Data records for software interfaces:
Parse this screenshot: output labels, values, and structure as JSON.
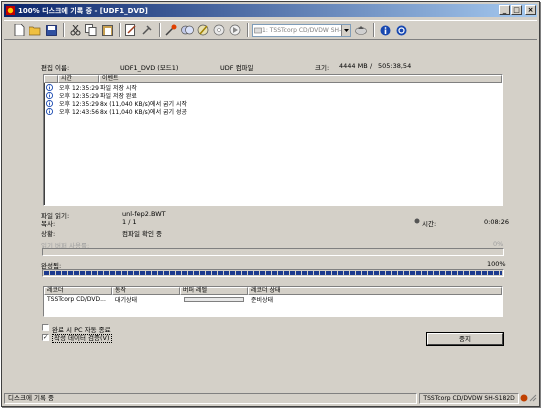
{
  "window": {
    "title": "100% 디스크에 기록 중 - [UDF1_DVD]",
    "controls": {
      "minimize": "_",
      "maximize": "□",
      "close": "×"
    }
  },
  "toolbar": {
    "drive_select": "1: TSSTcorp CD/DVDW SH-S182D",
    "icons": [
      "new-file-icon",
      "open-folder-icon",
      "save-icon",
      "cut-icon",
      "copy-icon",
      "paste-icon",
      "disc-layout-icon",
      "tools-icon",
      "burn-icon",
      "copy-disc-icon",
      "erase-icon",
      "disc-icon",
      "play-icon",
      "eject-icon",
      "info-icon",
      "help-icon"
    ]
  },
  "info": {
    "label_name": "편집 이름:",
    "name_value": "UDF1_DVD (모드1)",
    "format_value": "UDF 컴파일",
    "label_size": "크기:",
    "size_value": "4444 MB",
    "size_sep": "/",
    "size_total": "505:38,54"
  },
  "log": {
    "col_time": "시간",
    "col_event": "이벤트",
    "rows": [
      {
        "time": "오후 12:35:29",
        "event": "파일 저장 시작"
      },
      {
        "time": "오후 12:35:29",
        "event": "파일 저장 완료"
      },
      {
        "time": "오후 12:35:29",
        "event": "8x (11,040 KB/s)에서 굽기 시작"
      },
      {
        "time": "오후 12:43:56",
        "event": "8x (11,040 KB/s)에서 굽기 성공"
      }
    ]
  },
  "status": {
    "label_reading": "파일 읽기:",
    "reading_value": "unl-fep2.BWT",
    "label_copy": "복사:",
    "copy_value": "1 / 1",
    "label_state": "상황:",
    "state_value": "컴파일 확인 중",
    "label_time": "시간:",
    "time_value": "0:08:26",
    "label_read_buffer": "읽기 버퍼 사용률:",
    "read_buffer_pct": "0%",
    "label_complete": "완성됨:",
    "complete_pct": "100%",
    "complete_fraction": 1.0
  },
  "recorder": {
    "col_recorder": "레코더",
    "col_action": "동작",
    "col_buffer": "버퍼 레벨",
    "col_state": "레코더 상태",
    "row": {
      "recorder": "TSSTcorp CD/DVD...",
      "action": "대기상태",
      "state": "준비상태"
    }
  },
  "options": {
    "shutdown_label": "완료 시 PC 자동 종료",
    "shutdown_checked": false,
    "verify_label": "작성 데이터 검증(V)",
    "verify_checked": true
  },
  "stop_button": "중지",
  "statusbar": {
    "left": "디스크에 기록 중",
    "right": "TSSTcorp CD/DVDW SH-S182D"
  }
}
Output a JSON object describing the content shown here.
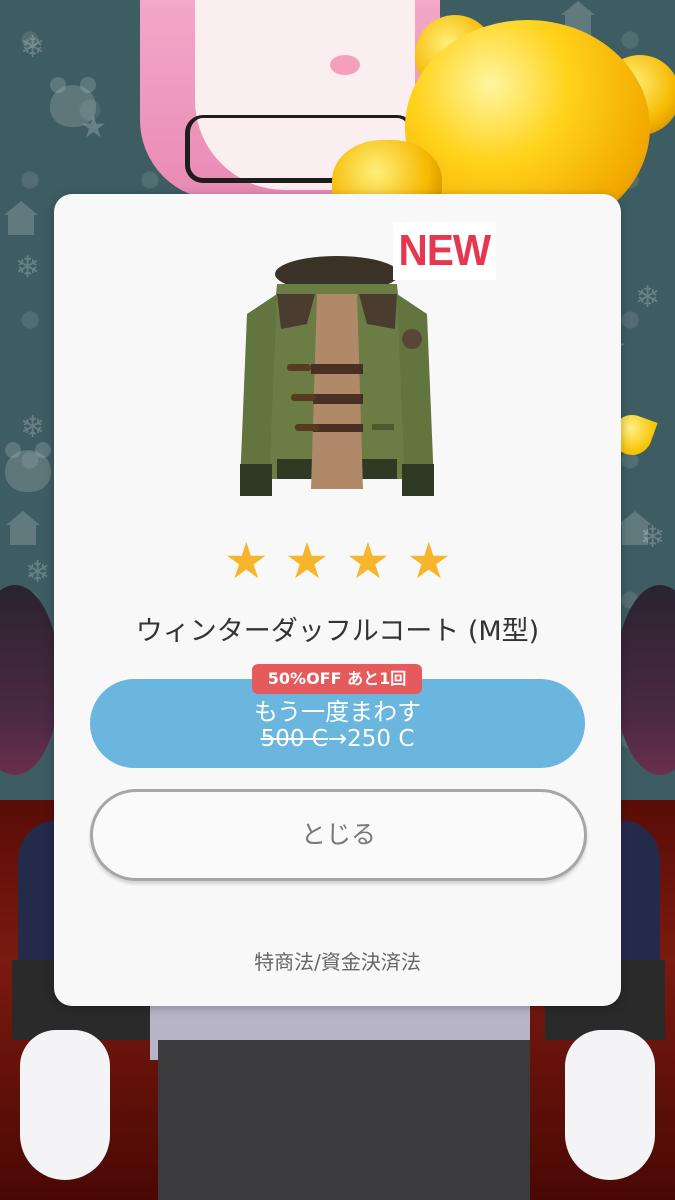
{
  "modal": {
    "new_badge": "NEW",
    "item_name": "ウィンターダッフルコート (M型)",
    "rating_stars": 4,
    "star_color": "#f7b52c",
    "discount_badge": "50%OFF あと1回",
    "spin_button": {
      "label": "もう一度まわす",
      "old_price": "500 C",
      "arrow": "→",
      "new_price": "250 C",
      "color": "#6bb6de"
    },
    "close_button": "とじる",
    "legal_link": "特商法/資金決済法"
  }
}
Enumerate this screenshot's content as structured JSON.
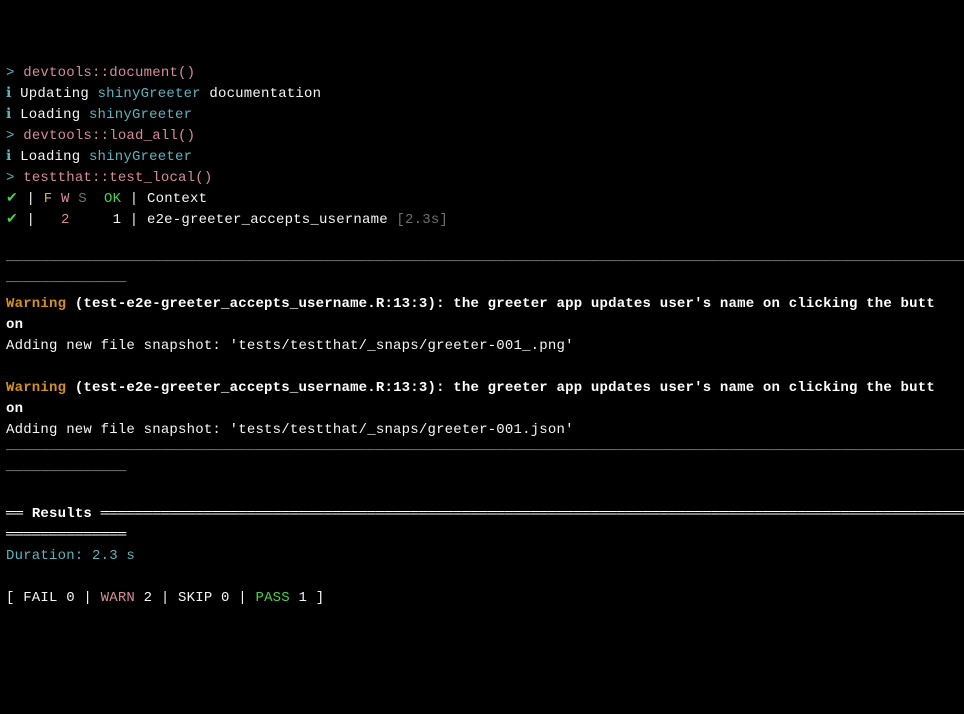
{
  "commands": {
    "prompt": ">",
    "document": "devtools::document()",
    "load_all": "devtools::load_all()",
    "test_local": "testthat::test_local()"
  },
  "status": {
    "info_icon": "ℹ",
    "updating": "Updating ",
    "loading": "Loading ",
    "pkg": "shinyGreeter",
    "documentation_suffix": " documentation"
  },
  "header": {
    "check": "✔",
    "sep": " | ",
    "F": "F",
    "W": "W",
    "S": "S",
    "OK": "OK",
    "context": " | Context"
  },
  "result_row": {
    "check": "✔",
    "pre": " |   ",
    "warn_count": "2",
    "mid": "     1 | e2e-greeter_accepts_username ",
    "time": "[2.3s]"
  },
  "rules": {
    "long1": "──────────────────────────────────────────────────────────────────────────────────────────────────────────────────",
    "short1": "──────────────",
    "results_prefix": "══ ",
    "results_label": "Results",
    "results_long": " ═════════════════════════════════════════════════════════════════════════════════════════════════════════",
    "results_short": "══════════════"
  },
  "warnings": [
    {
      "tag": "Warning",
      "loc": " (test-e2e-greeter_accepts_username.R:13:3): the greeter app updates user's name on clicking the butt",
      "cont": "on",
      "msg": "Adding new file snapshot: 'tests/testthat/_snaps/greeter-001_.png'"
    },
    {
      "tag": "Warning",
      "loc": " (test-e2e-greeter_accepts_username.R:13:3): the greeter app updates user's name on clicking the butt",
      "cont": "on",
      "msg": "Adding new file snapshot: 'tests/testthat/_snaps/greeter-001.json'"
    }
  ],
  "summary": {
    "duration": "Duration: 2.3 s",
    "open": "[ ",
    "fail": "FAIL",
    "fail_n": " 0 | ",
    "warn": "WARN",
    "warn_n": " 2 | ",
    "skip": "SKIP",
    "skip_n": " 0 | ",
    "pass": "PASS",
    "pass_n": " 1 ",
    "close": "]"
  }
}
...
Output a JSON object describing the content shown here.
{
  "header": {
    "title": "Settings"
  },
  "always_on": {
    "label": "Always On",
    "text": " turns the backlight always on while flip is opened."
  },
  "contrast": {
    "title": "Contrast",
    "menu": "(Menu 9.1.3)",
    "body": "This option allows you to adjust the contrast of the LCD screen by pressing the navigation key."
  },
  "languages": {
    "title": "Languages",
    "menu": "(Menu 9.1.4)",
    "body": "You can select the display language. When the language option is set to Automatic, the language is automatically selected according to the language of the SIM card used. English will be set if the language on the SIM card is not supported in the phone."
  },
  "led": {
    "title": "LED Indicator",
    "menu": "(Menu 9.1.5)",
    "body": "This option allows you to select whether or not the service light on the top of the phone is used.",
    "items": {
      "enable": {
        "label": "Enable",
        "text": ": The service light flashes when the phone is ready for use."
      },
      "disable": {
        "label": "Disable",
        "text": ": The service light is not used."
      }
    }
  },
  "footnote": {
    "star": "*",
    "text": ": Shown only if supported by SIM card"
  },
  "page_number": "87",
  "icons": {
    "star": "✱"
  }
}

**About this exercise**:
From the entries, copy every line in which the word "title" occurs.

**Solved problem**:
    "title": "100% 디스크에 기록 중 - [UDF1_DVD]",
    "title": "Settings"
    "title": "Contrast",
    "title": "Languages",
    "title": "LED Indicator",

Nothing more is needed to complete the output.